Yoshikaze – Fans who have been reading the blog know Yoshikaze is my absolute favorite, and has been for years. The guy has been an absolute giant-killer, and has been able to sumo a nearly demonic fighting spirit at times. Because of this, and his willingness to sacrifice his body to the fight, I nicknamed him “the Berserker”, which at least a couple of fans though of as an insult. For those who have studied Nordic history, we know that being called a Berserker is a high compliment. But Yoshikaze has been suffering a variety of physical problems for most of the last year. He had a mystery rash for a time, and in May he damaged a knee, which saw him seek surgery. He did not compete in Nagoya, and dropped to Juryo 7. Yoshikaze last competed in Juryo in 2007. There is also word from the Japanese sumo press that he has not recovered, and is unlikely for Aki. Failure to start in September would surely mean a demotion to Makushita. At 37 years old, he probably would rather not break back into Sekitori status. The good news for Yoshikaze fans – he has an oyakata slot waiting for him upon retirement. Already heavily involved with youth sumo, I think the future Nakamura oyakata is going to be responsible for bringing sumo to new generations of people in Japan.

Ikioi – Ranked at Juryo 12w for Aki, fan favorite Ikioi’s heart is still in the fight, but his body is too broken to really continue. His last kachi-koshi was at Hatsu of 2019, and there has been no sign that his injuries are actually improving. He continues to rack up double digit losses, in spite of being reduced to a lower division. While the full extent of Ikioi’s injuries are probably not published, we know that he has taken many blows to the head, suffered with cellulitis, and has ankle and knee problems. Each time the man steps on the dohyo, you want to call an ambulance. But the warrior spirit in him refuses to relent, and each bought he leaves just a bit more damaged. Like Yoshikaze, he has a oyakata slot waiting for him (Kasugayama). I think that if he gets his 8th loss in September, we may see him take a hair cut and put on a nice suit sooner rather than later.

Kaisei – The picture around Kaisei is less clear. As a foreigner (Brazil) he has no access to an oyakata slot. He is also quite banged up, ranked Juryo 8, and I think he is in serious peril of being demoted to Makushita with a losing record. He has managed only 7 wins over the last 3 tournaments. Ouch! He’s a fan favorite, and a real sweet heart in real life, so we can only hope that he can either rally in September, or he can find something to pay the bills if he is demoted further down the banzuke. At 32, he may only have 1 big campaign up the banzuke left, if any.

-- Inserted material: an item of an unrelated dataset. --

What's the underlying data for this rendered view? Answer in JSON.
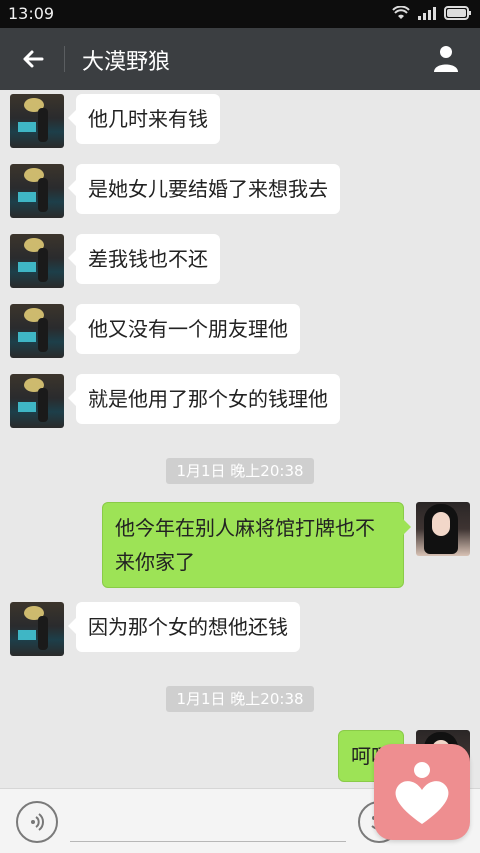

Arawashi – This guy is a mess. His sumo skill is fantastic, but he has been walking wounded since last year, and has struggled to hold onto a Juryo rank. Now 33 years old, and at Makushita 1, he has more or less one shot to get 4 wins against the brutal Makushita joi-jin to regain a salaried rank, or face a long, unfunded road to the exit. Like Kaisei, he is a foreigner and has no access to buying his way into a kabu.

A reminder to fans – sumo is a combat sport, and a literal zero-sum game. It is by its nature brutal and elminationist. It’s Darwin in action, and only the fittest of the pack can survive each new tournament. While we love our aging heroes, their slow fade makes room for new rikishi to leave their mark on the sumo world.